Advanced Immunology

Course Leaders

Barbara Sherry, PhD and Christine Metz, PhD

Academic Schedule

This one-semester course, held every 3 years during the Fall/Early Winter semesters (2015, 2018, etc); this course meets weekly for 2-3 hrs.

Prerequisite

A previous course in basic immunology or equivalent, i.e. students must have an understanding of the basic principles in immunology.

Overall purpose/objective

This course is intended for graduate students (physicians, physicians-in-training, scientists-in-training) to build on their understanding of the basic principles of immunology and to advance their understanding of immunology. Topics will include: innate and adaptive immune responses, as well as key concepts in immune regulation and tolerance, antigen processing, autoimmunity, immunodeficiency, transplantation, vaccine immunology and/or cancer immunology.

Conduct of the course

This course consists of a combination of didactic lectures, scientific seminars from invited speakers (chosen based on their expertise in basic and clinical immunology), and interactive student-run debates (with faculty facilitation). Lectures in each of the core areas will provide an overview of the current status of the field and address key research topics, current research literature, and incorporate active discussion by students. These core lectures will be complemented by interactive student-run debate sessions, where teams of students ‘debate’ topical, unresolved issues in the field of immunology. In addition, scientific seminars will be presented by visiting immunologists (prominent in their fields), who will present their cutting-edge research to provide students with an up-to-date understanding of the current advances in this rapidly moving field. Students (as a group) will meet with the seminar speakers for further discussion.

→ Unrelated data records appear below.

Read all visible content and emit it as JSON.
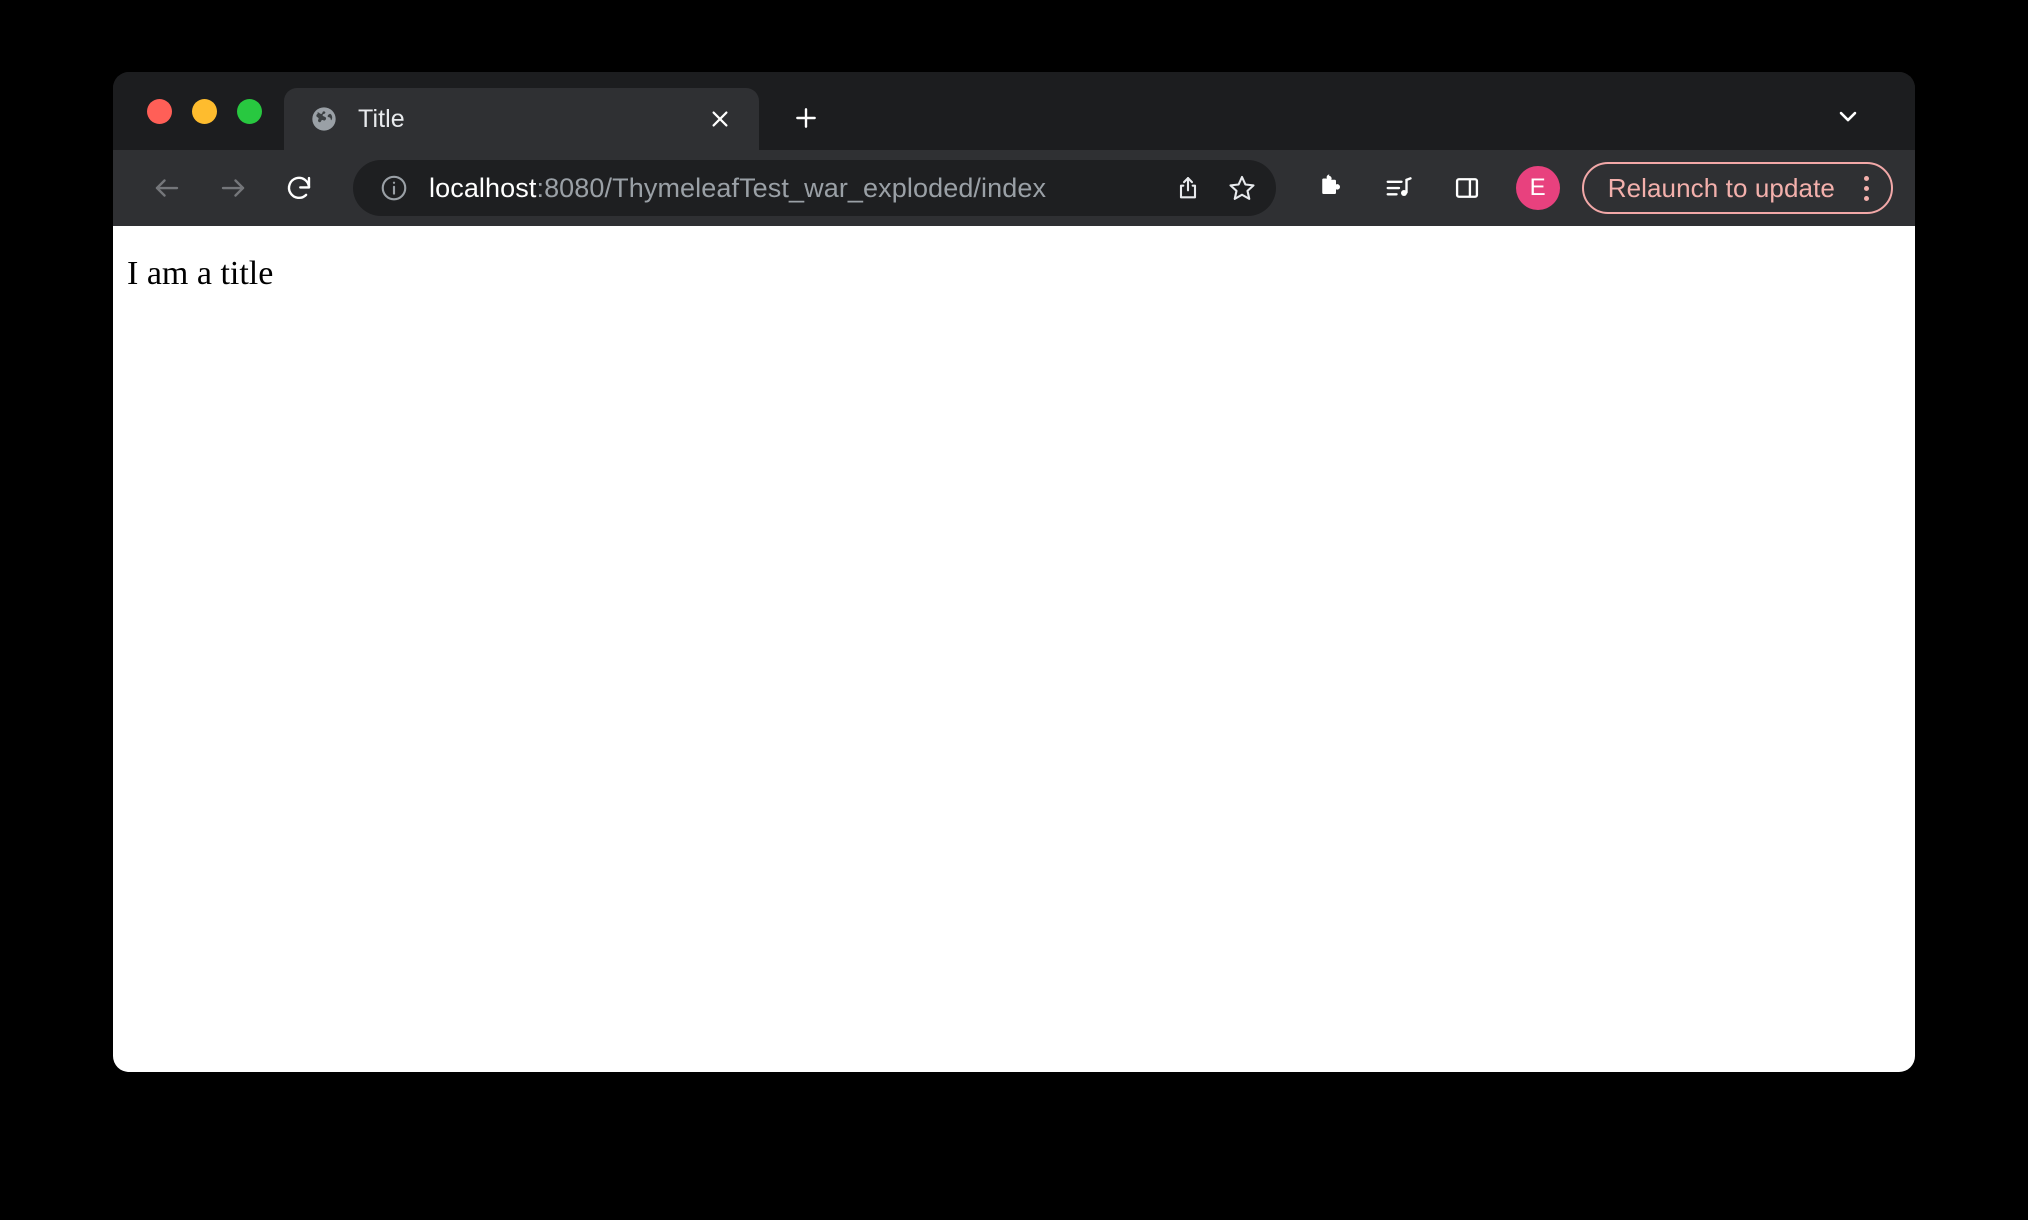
{
  "window": {
    "traffic_lights": [
      {
        "name": "close",
        "color": "#ff5f57"
      },
      {
        "name": "minimize",
        "color": "#febc2e"
      },
      {
        "name": "maximize",
        "color": "#28c840"
      }
    ]
  },
  "tab_strip": {
    "tabs": [
      {
        "title": "Title",
        "favicon": "globe-icon",
        "active": true
      }
    ],
    "new_tab_label": "+",
    "tab_search_icon": "chevron-down-icon"
  },
  "toolbar": {
    "back_icon": "arrow-left-icon",
    "forward_icon": "arrow-right-icon",
    "reload_icon": "reload-icon",
    "site_info_icon": "info-circle-icon",
    "url": {
      "host": "localhost",
      "rest": ":8080/ThymeleafTest_war_exploded/index",
      "full": "localhost:8080/ThymeleafTest_war_exploded/index"
    },
    "share_icon": "share-icon",
    "bookmark_icon": "star-icon",
    "extensions_icon": "puzzle-piece-icon",
    "media_icon": "media-music-icon",
    "side_panel_icon": "side-panel-icon",
    "avatar_initial": "E",
    "avatar_color": "#e8417e",
    "update_button": {
      "label": "Relaunch to update",
      "accent_color": "#f3b0ac",
      "menu_icon": "kebab-menu-icon"
    }
  },
  "page": {
    "heading": "I am a title"
  }
}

Upon completion of the course, students will be able to:

  • Describe the fundamental mechanisms underlying host immune responses
  • Discuss recent advances in the field of immunology, including the role of immunology in the pathogenesis of disease, immune-based diagnostics and therapeutics
  • Debate unresolved issues in the field of immunology
  • Critically evaluate current advances and established concepts in immunology
  • Analyze current research publications in the field of immunology and discuss the importance of these findings with respect to human health.

Assessment

Attendance of course lectures, seminars and debates is mandatory. Excused absences must be approved in advance.

Formative assessment: Formative evaluation will take two forms. For didactic seminars, visiting lectures and meetings with speakers, each student will be assessed based on in-class participation. For debate sessions, which will be presented by two teams of students at a time (via Powerpoint presentations), each student will be assessed on critical thinking, the quality of their arguments, effective use of references supporting their responses/views, effective questioning of opposing team and the quality of their short written summaries of debate position (250-500 words) each student will prepare individually and submit prior to the debate.

Summative assessment: Each student will be assessed on a final project, submitted in written form, in which they identify an area of controversy within the field of immunology or an unresolved question within the field of immunology, formulate this controversy/question into a debate question, and briefly outline potential arguments supporting both sides.

Final grades will be comprised of participation (30%), summary of debate responses and debate presentation (40%) and final project (30%). A minimum score of 80% is required to pass the course.

Readings

The course is taught using Immunobiology, 8th Edition (Janeway’s Immunobiology), Murphy K, ed., Garland Science Publishing, New York, NY USA, 2011 to provide background information. In addition, students will be assigned reading that include seminal immunology papers (historical and recent, review and research).